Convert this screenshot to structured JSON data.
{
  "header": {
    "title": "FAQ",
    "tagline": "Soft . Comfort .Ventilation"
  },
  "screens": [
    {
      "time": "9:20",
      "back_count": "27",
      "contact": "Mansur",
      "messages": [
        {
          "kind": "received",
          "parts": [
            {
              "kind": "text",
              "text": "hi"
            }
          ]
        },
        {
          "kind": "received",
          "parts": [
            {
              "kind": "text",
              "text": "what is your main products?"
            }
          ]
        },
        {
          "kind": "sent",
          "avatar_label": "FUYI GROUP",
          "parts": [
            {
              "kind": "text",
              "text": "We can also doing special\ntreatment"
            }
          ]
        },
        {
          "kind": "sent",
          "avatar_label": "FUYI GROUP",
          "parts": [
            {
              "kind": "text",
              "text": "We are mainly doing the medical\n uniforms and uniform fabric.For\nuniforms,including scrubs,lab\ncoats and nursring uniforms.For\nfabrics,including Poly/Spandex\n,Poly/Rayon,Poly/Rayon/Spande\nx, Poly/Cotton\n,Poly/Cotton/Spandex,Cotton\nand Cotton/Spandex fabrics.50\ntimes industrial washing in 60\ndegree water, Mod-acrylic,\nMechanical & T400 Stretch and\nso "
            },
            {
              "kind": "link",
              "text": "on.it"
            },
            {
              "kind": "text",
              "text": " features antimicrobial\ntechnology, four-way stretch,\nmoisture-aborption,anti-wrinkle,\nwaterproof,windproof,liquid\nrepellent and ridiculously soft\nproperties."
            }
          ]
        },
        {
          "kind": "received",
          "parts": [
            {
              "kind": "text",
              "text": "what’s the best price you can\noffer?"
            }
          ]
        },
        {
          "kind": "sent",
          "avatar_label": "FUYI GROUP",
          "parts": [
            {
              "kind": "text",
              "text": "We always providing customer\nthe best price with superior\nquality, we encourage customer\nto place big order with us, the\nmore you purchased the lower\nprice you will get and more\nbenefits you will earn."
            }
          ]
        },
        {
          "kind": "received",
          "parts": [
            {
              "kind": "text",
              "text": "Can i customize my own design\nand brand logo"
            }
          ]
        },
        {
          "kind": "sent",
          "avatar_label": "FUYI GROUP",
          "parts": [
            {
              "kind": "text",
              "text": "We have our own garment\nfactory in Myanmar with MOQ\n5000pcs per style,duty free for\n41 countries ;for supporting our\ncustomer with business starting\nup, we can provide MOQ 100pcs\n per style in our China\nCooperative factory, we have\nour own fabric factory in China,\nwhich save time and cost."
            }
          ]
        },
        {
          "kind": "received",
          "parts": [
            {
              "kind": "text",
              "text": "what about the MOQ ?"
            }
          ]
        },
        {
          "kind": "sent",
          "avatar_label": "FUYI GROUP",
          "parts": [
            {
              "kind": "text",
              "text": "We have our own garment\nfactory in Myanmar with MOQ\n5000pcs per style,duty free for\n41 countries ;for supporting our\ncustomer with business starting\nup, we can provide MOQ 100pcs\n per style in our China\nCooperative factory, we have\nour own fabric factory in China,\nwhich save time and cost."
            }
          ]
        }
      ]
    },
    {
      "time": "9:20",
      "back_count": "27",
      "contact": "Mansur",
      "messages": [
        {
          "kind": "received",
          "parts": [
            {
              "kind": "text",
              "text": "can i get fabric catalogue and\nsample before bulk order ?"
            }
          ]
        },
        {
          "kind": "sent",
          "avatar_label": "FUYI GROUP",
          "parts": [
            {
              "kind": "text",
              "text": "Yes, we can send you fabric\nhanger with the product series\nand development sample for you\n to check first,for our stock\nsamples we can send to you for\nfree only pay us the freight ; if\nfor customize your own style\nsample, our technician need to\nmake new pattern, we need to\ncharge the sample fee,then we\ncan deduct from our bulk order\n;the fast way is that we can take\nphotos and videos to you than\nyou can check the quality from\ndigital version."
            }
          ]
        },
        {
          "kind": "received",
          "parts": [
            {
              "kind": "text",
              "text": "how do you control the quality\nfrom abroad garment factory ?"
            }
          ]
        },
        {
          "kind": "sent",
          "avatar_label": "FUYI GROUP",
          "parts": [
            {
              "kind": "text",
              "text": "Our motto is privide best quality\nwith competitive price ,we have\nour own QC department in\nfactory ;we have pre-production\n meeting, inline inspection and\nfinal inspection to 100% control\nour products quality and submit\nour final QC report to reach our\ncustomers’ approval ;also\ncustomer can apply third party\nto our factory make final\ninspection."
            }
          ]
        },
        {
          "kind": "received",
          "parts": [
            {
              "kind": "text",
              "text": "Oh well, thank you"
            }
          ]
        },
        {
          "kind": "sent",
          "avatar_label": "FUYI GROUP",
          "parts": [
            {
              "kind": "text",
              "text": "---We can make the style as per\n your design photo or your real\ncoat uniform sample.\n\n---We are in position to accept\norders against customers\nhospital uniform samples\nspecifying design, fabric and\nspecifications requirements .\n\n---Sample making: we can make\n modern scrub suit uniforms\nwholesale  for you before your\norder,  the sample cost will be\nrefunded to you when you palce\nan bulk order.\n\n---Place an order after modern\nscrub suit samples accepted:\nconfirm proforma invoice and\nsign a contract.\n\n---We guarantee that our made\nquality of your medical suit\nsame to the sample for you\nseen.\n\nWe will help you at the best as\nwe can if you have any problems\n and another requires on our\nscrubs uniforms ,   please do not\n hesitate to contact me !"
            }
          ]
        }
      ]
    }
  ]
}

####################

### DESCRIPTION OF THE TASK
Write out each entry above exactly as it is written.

### WRITTEN ANSWER
Convert this screenshot to structured JSON data.
{
  "header": {
    "title": "FAQ",
    "tagline": "Soft . Comfort .Ventilation"
  },
  "screens": [
    {
      "time": "9:20",
      "back_count": "27",
      "contact": "Mansur",
      "messages": [
        {
          "kind": "received",
          "parts": [
            {
              "kind": "text",
              "text": "hi"
            }
          ]
        },
        {
          "kind": "received",
          "parts": [
            {
              "kind": "text",
              "text": "what is your main products?"
            }
          ]
        },
        {
          "kind": "sent",
          "avatar_label": "FUYI GROUP",
          "parts": [
            {
              "kind": "text",
              "text": "We can also doing special\ntreatment"
            }
          ]
        },
        {
          "kind": "sent",
          "avatar_label": "FUYI GROUP",
          "parts": [
            {
              "kind": "text",
              "text": "We are mainly doing the medical\n uniforms and uniform fabric.For\nuniforms,including scrubs,lab\ncoats and nursring uniforms.For\nfabrics,including Poly/Spandex\n,Poly/Rayon,Poly/Rayon/Spande\nx, Poly/Cotton\n,Poly/Cotton/Spandex,Cotton\nand Cotton/Spandex fabrics.50\ntimes industrial washing in 60\ndegree water, Mod-acrylic,\nMechanical & T400 Stretch and\nso "
            },
            {
              "kind": "link",
              "text": "on.it"
            },
            {
              "kind": "text",
              "text": " features antimicrobial\ntechnology, four-way stretch,\nmoisture-aborption,anti-wrinkle,\nwaterproof,windproof,liquid\nrepellent and ridiculously soft\nproperties."
            }
          ]
        },
        {
          "kind": "received",
          "parts": [
            {
              "kind": "text",
              "text": "what’s the best price you can\noffer?"
            }
          ]
        },
        {
          "kind": "sent",
          "avatar_label": "FUYI GROUP",
          "parts": [
            {
              "kind": "text",
              "text": "We always providing customer\nthe best price with superior\nquality, we encourage customer\nto place big order with us, the\nmore you purchased the lower\nprice you will get and more\nbenefits you will earn."
            }
          ]
        },
        {
          "kind": "received",
          "parts": [
            {
              "kind": "text",
              "text": "Can i customize my own design\nand brand logo"
            }
          ]
        },
        {
          "kind": "sent",
          "avatar_label": "FUYI GROUP",
          "parts": [
            {
              "kind": "text",
              "text": "We have our own garment\nfactory in Myanmar with MOQ\n5000pcs per style,duty free for\n41 countries ;for supporting our\ncustomer with business starting\nup, we can provide MOQ 100pcs\n per style in our China\nCooperative factory, we have\nour own fabric factory in China,\nwhich save time and cost."
            }
          ]
        },
        {
          "kind": "received",
          "parts": [
            {
              "kind": "text",
              "text": "what about the MOQ ?"
            }
          ]
        },
        {
          "kind": "sent",
          "avatar_label": "FUYI GROUP",
          "parts": [
            {
              "kind": "text",
              "text": "We have our own garment\nfactory in Myanmar with MOQ\n5000pcs per style,duty free for\n41 countries ;for supporting our\ncustomer with business starting\nup, we can provide MOQ 100pcs\n per style in our China\nCooperative factory, we have\nour own fabric factory in China,\nwhich save time and cost."
            }
          ]
        }
      ]
    },
    {
      "time": "9:20",
      "back_count": "27",
      "contact": "Mansur",
      "messages": [
        {
          "kind": "received",
          "parts": [
            {
              "kind": "text",
              "text": "can i get fabric catalogue and\nsample before bulk order ?"
            }
          ]
        },
        {
          "kind": "sent",
          "avatar_label": "FUYI GROUP",
          "parts": [
            {
              "kind": "text",
              "text": "Yes, we can send you fabric\nhanger with the product series\nand development sample for you\n to check first,for our stock\nsamples we can send to you for\nfree only pay us the freight ; if\nfor customize your own style\nsample, our technician need to\nmake new pattern, we need to\ncharge the sample fee,then we\ncan deduct from our bulk order\n;the fast way is that we can take\nphotos and videos to you than\nyou can check the quality from\ndigital version."
            }
          ]
        },
        {
          "kind": "received",
          "parts": [
            {
              "kind": "text",
              "text": "how do you control the quality\nfrom abroad garment factory ?"
            }
          ]
        },
        {
          "kind": "sent",
          "avatar_label": "FUYI GROUP",
          "parts": [
            {
              "kind": "text",
              "text": "Our motto is privide best quality\nwith competitive price ,we have\nour own QC department in\nfactory ;we have pre-production\n meeting, inline inspection and\nfinal inspection to 100% control\nour products quality and submit\nour final QC report to reach our\ncustomers’ approval ;also\ncustomer can apply third party\nto our factory make final\ninspection."
            }
          ]
        },
        {
          "kind": "received",
          "parts": [
            {
              "kind": "text",
              "text": "Oh well, thank you"
            }
          ]
        },
        {
          "kind": "sent",
          "avatar_label": "FUYI GROUP",
          "parts": [
            {
              "kind": "text",
              "text": "---We can make the style as per\n your design photo or your real\ncoat uniform sample.\n\n---We are in position to accept\norders against customers\nhospital uniform samples\nspecifying design, fabric and\nspecifications requirements .\n\n---Sample making: we can make\n modern scrub suit uniforms\nwholesale  for you before your\norder,  the sample cost will be\nrefunded to you when you palce\nan bulk order.\n\n---Place an order after modern\nscrub suit samples accepted:\nconfirm proforma invoice and\nsign a contract.\n\n---We guarantee that our made\nquality of your medical suit\nsame to the sample for you\nseen.\n\nWe will help you at the best as\nwe can if you have any problems\n and another requires on our\nscrubs uniforms ,   please do not\n hesitate to contact me !"
            }
          ]
        }
      ]
    }
  ]
}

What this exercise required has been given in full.